◆ **PROMPT**
Copy all lines in the material holding the string "Profit".

◆ **DATASET RECORDS**
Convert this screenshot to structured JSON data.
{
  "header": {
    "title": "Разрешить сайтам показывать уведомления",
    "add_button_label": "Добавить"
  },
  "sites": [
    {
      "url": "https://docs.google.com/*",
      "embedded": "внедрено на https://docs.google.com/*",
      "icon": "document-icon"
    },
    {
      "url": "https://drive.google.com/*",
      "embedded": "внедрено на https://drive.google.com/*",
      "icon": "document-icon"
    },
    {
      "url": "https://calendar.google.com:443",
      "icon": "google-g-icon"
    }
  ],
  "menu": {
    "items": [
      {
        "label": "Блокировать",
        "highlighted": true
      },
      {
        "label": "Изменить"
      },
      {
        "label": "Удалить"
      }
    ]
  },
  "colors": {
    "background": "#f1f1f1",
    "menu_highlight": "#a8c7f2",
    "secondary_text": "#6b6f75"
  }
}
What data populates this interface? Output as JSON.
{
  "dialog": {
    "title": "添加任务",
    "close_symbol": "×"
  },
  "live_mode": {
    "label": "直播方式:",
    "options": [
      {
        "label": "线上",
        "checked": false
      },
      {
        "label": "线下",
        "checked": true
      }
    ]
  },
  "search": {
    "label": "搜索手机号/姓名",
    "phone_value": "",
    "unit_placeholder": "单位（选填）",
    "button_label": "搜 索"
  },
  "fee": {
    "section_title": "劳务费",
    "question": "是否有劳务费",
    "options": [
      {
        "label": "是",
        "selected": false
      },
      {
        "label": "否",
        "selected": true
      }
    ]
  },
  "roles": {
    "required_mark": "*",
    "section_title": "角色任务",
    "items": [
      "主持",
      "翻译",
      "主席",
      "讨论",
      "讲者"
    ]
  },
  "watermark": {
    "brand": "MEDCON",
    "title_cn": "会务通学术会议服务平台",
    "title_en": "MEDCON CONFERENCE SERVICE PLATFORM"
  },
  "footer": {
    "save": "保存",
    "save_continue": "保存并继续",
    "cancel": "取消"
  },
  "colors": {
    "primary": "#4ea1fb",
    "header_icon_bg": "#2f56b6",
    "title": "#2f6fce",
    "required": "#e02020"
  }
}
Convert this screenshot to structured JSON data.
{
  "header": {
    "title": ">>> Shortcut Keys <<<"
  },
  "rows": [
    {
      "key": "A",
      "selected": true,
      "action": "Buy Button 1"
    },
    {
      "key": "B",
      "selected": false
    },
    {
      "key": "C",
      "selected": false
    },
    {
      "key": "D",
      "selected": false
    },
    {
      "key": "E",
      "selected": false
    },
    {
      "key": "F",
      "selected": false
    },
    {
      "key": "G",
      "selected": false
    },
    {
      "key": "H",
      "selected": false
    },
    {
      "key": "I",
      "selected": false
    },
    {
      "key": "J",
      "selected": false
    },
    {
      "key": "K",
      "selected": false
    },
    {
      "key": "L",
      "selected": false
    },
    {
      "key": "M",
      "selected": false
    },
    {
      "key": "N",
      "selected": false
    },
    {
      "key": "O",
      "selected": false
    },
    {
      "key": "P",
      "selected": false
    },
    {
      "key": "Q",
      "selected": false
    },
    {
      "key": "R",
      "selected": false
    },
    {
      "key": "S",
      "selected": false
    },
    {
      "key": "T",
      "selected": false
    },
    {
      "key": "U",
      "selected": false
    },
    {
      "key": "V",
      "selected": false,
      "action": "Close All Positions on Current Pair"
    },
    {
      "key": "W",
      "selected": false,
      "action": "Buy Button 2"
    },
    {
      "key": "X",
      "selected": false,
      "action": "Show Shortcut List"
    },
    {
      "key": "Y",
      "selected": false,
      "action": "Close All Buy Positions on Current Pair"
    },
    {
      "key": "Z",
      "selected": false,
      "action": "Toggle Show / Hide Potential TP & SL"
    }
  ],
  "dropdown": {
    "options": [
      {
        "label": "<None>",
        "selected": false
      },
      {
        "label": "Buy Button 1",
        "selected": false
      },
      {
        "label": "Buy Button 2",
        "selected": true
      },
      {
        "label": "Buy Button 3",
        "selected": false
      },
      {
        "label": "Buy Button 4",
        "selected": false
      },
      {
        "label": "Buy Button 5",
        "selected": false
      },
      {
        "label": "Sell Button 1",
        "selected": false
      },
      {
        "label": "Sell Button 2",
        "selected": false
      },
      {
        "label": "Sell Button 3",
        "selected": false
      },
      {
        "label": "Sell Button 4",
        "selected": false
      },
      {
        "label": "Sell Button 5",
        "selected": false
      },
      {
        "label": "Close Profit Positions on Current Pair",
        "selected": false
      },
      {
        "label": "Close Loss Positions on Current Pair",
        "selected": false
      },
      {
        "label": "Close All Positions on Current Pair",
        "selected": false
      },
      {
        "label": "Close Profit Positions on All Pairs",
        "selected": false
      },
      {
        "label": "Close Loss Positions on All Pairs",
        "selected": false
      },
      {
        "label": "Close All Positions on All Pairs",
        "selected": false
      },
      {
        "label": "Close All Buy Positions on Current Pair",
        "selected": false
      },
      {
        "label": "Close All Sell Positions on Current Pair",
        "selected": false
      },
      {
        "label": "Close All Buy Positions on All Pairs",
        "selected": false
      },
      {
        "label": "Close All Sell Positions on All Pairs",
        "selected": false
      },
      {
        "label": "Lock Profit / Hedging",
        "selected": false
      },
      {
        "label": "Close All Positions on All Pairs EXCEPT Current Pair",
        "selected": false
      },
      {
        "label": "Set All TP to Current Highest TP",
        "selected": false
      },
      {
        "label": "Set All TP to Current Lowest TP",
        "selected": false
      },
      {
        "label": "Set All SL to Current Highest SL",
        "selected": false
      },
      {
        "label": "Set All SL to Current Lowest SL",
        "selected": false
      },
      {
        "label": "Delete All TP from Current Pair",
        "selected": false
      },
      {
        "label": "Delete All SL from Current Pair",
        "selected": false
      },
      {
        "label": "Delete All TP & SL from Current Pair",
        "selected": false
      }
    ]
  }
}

◆ **OUTPUT OF THE TASK**
        "label": "Close Profit Positions on Current Pair",
        "label": "Close Profit Positions on All Pairs",
        "label": "Lock Profit / Hedging",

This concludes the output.